Proud To Be Catholic
And it came to pass yours truly directed his unworthy person toward the local church at lunchtime, in order to attend the Ash Wednesday Mass.
A huge queue (up to the end of the block) had formed itself outside of the building. As I went in, I noticed another huge queue had formed the other side of the entrance.
The Church had not one, but three masses at lunchtime, plus morning and evening. Obviously all packed.
At the end of my mass, we were made to go out from the fire exit to facilitate the entrance of the “huge crowd waiting outside” for the next one (so the priest, verbatim).
If it had not been for the Mass (which was reverent, but strictly NO) I would have fancied myself in 1957.
Those attending – working in a busy business district – were exactly the kind of people Francis bashes all the time: the well employed, going about their busy lives, almost all in suit and tie. They had nothing of “periphery” in them, nor was any sheep stink to be detected. They are the one supposed to be tepid, bashing in their own securities, and all that Francis rubbish we all know.
The interesting thing is that I attended the same Ash Wednesday mass in the same church some years ago, and there was absolutely nothing of the sort. Absolutely.Nothing.Of.The.Sort.
Now, let us make a little analysis here: is this the Francis Effect?
Clearly not. If Francis had such an effect on the crowds p, they would flock to Rome in droves before, during and after any Holy Year you can or cannot imagine. But they don't, and they actually seem to carefully avoid the place (the smoke of Satan stinks a lot after all).
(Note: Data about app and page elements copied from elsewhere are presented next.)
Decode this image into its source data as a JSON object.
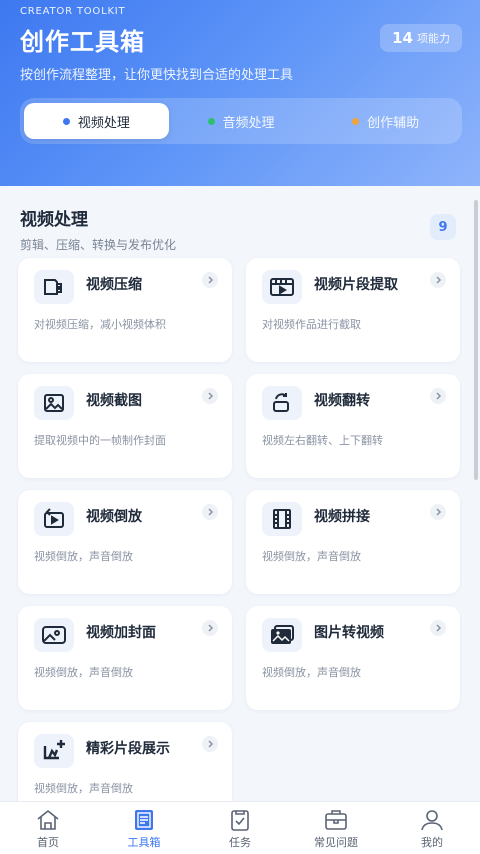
{
  "header": {
    "brand": "CREATOR TOOLKIT",
    "title": "创作工具箱",
    "subtitle": "按创作流程整理，让你更快找到合适的处理工具",
    "count": "14",
    "count_unit": "项能力"
  },
  "tabs": [
    {
      "label": "视频处理",
      "color": "#3e78f0"
    },
    {
      "label": "音频处理",
      "color": "#2fbf71"
    },
    {
      "label": "创作辅助",
      "color": "#f2a43a"
    }
  ],
  "section": {
    "title": "视频处理",
    "subtitle": "剪辑、压缩、转换与发布优化",
    "count": "9"
  },
  "tools": [
    {
      "title": "视频压缩",
      "desc": "对视频压缩，减小视频体积",
      "icon": "compress-icon"
    },
    {
      "title": "视频片段提取",
      "desc": "对视频作品进行截取",
      "icon": "clip-icon"
    },
    {
      "title": "视频截图",
      "desc": "提取视频中的一帧制作封面",
      "icon": "screenshot-icon"
    },
    {
      "title": "视频翻转",
      "desc": "视频左右翻转、上下翻转",
      "icon": "flip-icon"
    },
    {
      "title": "视频倒放",
      "desc": "视频倒放，声音倒放",
      "icon": "reverse-icon"
    },
    {
      "title": "视频拼接",
      "desc": "视频倒放，声音倒放",
      "icon": "film-icon"
    },
    {
      "title": "视频加封面",
      "desc": "视频倒放，声音倒放",
      "icon": "cover-icon"
    },
    {
      "title": "图片转视频",
      "desc": "视频倒放，声音倒放",
      "icon": "image-to-video-icon"
    },
    {
      "title": "精彩片段展示",
      "desc": "视频倒放，声音倒放",
      "icon": "highlight-icon"
    }
  ],
  "nav": [
    {
      "label": "首页",
      "icon": "home-icon"
    },
    {
      "label": "工具箱",
      "icon": "toolbox-icon"
    },
    {
      "label": "任务",
      "icon": "task-icon"
    },
    {
      "label": "常见问题",
      "icon": "faq-icon"
    },
    {
      "label": "我的",
      "icon": "profile-icon"
    }
  ],
  "colors": {
    "accent": "#3e78f0",
    "icon_stroke": "#1f2a3a"
  }
}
What might, then, be happening? If you ask me, and unless this is an isolated episode, what is happening might be simply Providence. More and more people, of the more educated – and therefore informed – class, receive an echo of the controversies surrounding Francis; and this gives them a warm feeling of persistence of good values, a consoling, cosy sensation of “good things that won't go away”; and in time, this teanlates – with God's grace – in curiosity, and then interest, and then trial, and then regular practice.
Your humble correspondent could not hide a triumphant feeling, a total exhilaration at being out in the cold, queueing, and reminded of the packed churches of his early, blessed childhood in a Country where the Only Church was the State Religion. One tear, or three, of the purest joy might have escaped his old and tired, far too emotional eyes.
Today I was so proud of being a Catholic. So proud, that for forty minutes I almost forgot the Evil Clown and his band of thieves. It was exhilarating.
Bad Popes may come and go. They can inflict much damage.
But boy: the Church is – without a shadow of a doubt, and in a very visible way – the toughest shop on Earth.